■ Dataset rows describing interfaces:

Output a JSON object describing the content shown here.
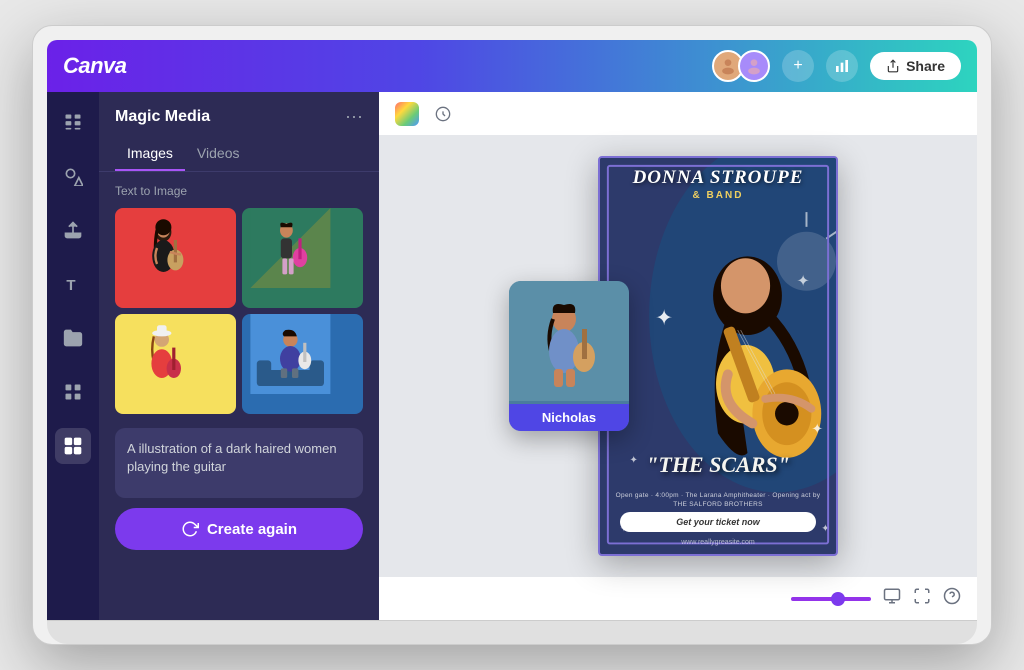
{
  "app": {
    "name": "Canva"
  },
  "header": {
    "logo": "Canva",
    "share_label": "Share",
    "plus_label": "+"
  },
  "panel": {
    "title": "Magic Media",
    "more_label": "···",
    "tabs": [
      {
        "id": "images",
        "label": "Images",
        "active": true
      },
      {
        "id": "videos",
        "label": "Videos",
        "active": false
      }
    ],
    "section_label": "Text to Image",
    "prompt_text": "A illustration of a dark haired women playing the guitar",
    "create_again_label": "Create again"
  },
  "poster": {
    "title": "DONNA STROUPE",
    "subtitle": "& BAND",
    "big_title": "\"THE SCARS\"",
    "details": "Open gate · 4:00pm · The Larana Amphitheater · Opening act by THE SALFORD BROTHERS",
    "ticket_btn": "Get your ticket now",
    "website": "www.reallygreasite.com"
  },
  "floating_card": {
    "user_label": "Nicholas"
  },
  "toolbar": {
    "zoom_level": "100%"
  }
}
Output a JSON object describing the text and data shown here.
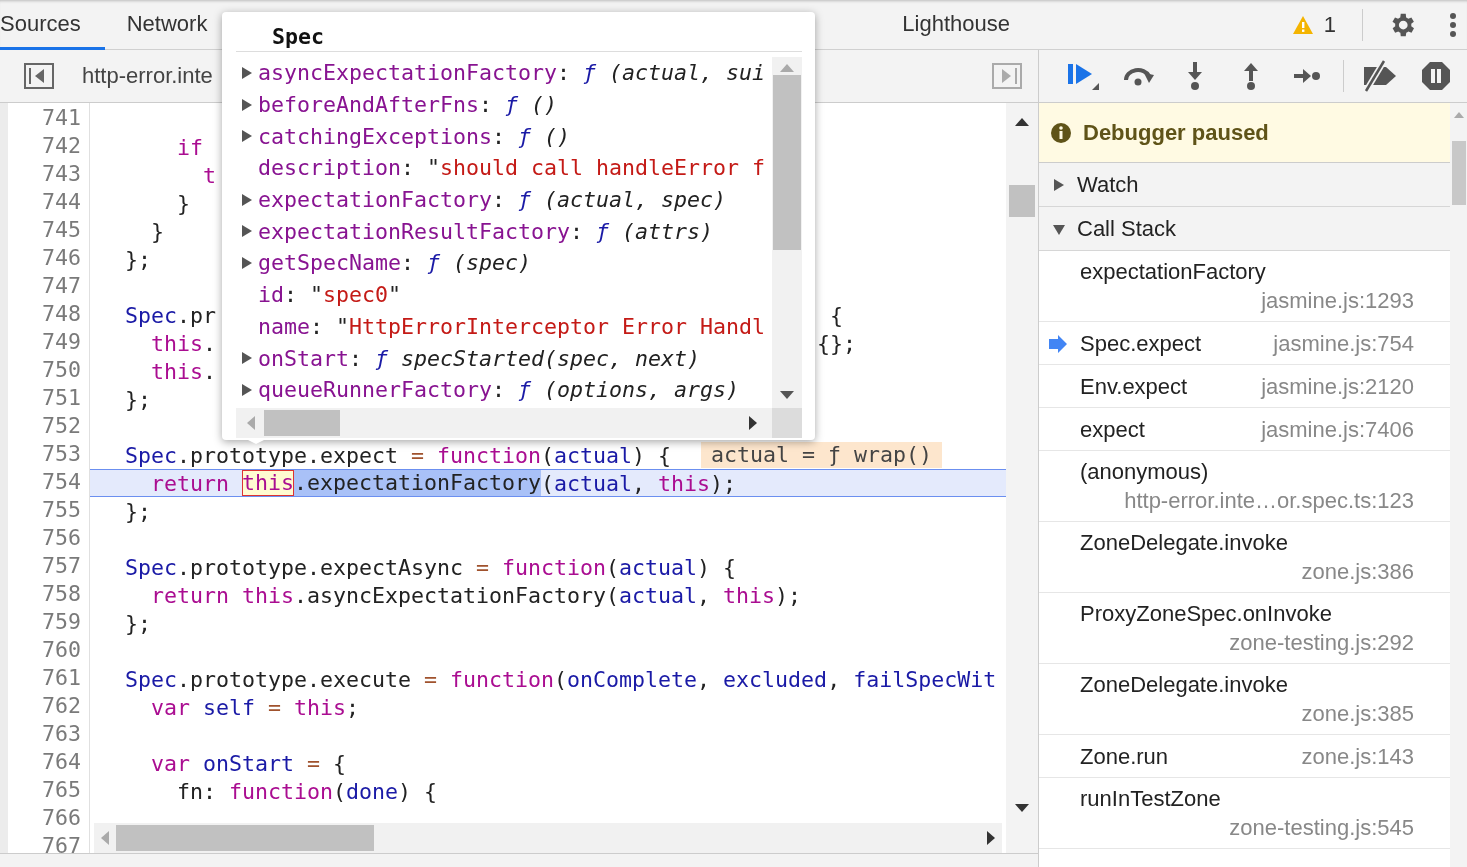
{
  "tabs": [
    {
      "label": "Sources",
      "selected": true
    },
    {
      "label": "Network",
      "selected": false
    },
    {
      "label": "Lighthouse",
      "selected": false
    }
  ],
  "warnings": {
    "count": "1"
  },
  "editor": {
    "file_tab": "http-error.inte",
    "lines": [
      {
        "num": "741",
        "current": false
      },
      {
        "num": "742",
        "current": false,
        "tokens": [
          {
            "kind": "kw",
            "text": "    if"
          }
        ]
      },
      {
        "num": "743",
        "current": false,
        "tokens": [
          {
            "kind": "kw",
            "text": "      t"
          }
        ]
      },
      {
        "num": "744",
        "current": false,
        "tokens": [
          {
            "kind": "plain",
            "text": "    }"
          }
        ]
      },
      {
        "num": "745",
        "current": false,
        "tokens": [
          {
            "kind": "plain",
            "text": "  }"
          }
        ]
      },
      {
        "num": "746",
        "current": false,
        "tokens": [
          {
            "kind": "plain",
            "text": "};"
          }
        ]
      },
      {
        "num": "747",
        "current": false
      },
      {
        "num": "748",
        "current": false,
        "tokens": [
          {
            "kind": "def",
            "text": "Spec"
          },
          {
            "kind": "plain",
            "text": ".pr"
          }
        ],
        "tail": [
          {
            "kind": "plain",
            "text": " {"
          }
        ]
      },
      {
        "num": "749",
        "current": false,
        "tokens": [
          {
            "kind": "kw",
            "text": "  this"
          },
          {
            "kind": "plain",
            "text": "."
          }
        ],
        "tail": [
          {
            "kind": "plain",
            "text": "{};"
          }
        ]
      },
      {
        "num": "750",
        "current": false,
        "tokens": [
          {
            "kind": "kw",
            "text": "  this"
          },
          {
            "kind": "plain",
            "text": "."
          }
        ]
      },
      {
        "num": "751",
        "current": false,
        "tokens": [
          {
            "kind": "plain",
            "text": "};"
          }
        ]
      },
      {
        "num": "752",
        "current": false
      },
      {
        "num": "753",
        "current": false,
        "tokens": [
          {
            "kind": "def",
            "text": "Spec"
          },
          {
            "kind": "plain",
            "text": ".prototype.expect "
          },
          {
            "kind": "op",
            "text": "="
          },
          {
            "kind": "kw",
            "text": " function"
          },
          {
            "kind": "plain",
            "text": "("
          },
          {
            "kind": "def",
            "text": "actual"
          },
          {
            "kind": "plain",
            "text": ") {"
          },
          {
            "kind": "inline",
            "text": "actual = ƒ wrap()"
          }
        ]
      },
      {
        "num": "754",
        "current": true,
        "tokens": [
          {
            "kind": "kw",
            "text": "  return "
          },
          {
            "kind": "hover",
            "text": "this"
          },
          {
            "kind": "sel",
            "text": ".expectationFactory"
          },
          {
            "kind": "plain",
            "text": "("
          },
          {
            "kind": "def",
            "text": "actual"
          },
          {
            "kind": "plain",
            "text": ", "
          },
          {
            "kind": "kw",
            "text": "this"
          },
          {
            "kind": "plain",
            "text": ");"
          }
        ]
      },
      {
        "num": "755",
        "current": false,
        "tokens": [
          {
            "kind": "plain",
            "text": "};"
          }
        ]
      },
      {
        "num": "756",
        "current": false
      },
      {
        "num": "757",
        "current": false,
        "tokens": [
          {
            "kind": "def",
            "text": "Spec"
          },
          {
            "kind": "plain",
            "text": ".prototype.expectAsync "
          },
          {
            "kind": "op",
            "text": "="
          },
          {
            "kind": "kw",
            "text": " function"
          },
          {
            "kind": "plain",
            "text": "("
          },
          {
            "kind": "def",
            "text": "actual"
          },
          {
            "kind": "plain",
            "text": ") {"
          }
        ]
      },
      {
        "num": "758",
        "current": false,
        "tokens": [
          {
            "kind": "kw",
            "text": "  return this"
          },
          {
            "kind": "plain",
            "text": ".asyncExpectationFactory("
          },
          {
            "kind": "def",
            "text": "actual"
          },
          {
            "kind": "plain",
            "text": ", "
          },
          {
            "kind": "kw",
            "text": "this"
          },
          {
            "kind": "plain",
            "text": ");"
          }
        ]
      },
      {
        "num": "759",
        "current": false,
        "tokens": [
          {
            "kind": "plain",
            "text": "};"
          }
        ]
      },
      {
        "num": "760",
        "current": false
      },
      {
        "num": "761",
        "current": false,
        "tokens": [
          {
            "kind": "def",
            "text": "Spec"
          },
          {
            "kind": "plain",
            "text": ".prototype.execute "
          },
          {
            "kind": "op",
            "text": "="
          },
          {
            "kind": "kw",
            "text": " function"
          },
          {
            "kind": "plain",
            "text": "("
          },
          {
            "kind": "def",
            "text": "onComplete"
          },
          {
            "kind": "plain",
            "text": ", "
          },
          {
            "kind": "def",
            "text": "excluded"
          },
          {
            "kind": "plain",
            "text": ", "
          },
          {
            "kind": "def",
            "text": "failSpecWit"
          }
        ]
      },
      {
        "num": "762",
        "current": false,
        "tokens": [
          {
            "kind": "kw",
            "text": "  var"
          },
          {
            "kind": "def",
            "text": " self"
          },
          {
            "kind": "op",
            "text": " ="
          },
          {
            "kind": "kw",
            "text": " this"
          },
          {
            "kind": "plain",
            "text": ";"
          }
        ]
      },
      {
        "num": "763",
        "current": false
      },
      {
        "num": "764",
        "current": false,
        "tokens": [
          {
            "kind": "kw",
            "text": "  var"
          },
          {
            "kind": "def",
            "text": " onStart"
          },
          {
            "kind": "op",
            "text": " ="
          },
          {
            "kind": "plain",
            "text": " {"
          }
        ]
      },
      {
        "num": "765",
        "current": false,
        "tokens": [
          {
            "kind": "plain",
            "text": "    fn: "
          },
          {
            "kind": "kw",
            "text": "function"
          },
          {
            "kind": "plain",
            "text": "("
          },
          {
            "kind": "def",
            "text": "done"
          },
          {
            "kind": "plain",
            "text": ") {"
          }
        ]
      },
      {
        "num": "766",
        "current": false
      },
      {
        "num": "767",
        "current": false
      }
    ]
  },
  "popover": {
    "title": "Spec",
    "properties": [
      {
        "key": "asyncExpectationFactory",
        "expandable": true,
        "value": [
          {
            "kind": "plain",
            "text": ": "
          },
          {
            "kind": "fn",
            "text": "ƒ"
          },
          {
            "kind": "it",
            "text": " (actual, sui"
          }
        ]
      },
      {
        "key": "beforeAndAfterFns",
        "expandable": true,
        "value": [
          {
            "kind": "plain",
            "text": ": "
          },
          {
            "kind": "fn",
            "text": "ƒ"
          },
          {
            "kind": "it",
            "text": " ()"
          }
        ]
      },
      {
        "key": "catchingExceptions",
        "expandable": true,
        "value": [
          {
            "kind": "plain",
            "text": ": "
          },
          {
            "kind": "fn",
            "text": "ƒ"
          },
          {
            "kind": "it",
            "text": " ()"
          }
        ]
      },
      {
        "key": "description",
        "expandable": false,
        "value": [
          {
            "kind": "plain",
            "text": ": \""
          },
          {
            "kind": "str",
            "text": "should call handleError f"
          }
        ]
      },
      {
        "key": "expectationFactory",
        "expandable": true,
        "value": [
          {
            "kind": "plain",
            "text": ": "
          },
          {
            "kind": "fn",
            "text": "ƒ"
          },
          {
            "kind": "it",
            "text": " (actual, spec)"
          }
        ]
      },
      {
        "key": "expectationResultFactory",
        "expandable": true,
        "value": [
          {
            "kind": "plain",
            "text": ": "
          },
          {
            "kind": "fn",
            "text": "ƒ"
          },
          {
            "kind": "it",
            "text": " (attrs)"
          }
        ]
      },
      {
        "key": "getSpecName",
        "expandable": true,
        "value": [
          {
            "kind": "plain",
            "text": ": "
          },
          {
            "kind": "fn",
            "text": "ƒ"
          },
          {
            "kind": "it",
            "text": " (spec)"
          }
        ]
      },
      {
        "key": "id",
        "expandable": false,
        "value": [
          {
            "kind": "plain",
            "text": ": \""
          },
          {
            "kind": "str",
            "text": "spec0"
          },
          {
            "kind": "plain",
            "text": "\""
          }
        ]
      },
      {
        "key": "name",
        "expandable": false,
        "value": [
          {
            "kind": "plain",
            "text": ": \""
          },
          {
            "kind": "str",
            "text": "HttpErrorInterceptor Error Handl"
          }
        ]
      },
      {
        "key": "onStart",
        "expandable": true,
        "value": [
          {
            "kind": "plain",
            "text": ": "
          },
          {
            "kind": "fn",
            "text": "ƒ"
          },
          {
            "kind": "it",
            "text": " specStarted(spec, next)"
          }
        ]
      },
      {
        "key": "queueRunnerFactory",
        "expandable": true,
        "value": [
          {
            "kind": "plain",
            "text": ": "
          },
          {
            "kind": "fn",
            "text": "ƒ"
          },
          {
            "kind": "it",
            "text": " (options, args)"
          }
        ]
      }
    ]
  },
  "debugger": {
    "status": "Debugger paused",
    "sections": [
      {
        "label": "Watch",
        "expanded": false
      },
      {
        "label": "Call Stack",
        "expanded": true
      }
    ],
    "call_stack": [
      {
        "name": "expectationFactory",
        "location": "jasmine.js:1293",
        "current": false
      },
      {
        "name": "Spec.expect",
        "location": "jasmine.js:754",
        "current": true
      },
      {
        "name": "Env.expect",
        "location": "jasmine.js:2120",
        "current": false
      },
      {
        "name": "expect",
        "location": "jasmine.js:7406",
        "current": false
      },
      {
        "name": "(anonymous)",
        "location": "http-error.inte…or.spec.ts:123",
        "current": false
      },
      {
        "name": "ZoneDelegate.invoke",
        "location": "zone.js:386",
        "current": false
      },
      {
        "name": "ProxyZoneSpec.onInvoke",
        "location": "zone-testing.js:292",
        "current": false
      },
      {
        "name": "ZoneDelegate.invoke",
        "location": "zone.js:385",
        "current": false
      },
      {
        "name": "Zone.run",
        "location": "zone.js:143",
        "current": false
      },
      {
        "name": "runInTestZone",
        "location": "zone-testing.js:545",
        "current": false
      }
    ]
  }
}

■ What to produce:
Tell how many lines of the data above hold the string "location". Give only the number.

■ Exercise response:
10